THE PROBLEM: Take each line of the entries below that contains "your" and copy it.

ENTRIES PROVIDED:
»»

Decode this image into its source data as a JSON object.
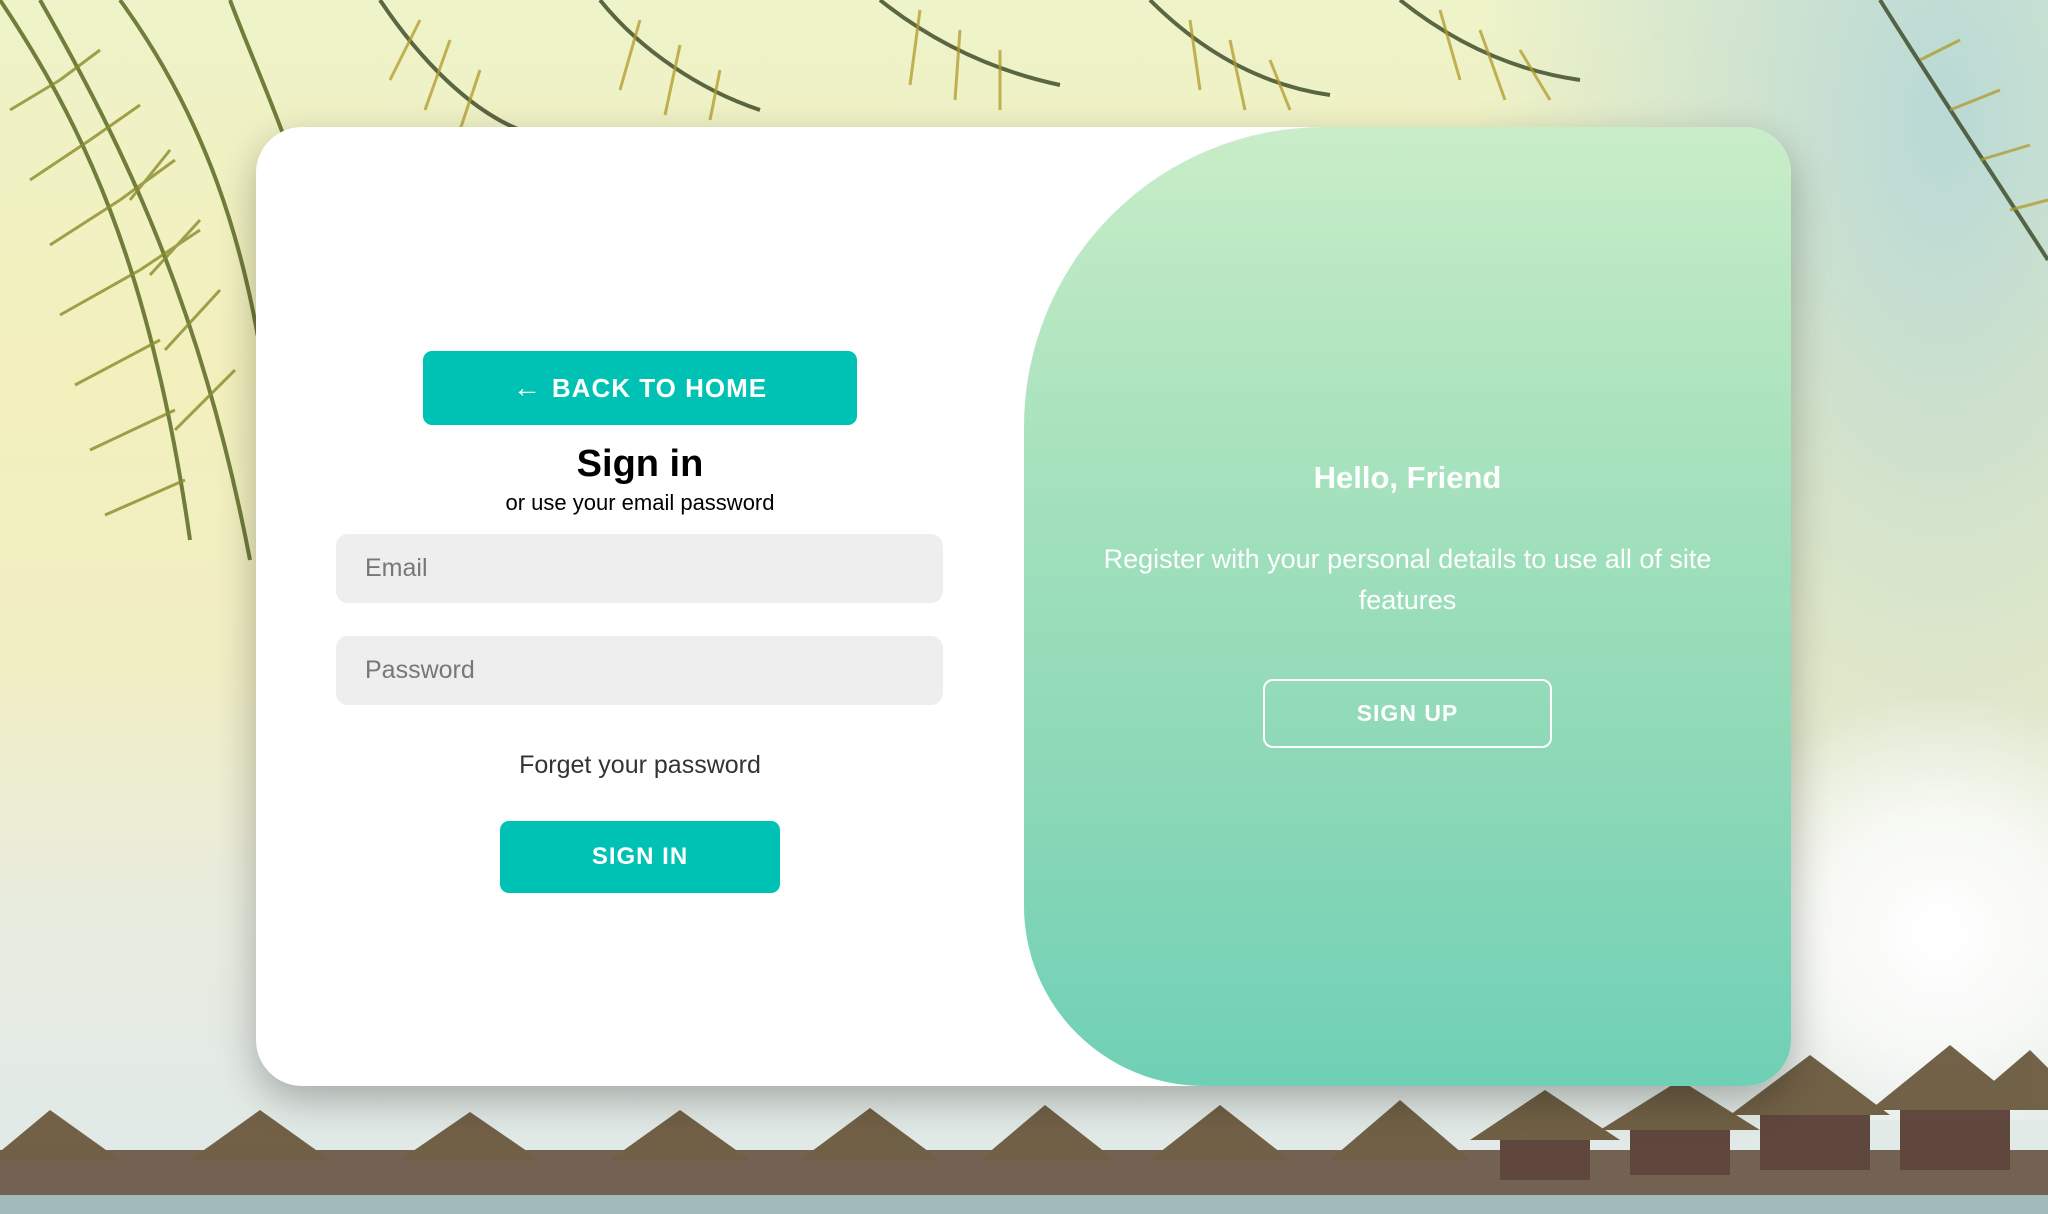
{
  "background": {
    "description_icons": [
      "palm-leaves",
      "beach-huts"
    ]
  },
  "sign_in": {
    "back_button": {
      "icon": "arrow-left-icon",
      "arrow_glyph": "←",
      "label": "BACK TO HOME"
    },
    "title": "Sign in",
    "subtitle": "or use your email password",
    "email_placeholder": "Email",
    "password_placeholder": "Password",
    "forgot_label": "Forget your password",
    "submit_label": "SIGN IN"
  },
  "sign_up_panel": {
    "title": "Hello, Friend",
    "text": "Register with your personal details to use all of site features",
    "button_label": "SIGN UP"
  },
  "colors": {
    "accent": "#00c2b4",
    "panel_top": "#c9edc8",
    "panel_bottom": "#6fd0b5"
  }
}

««

TASK ANSWER:
    "subtitle": "or use your email password",
    "forgot_label": "Forget your password",
    "text": "Register with your personal details to use all of site features",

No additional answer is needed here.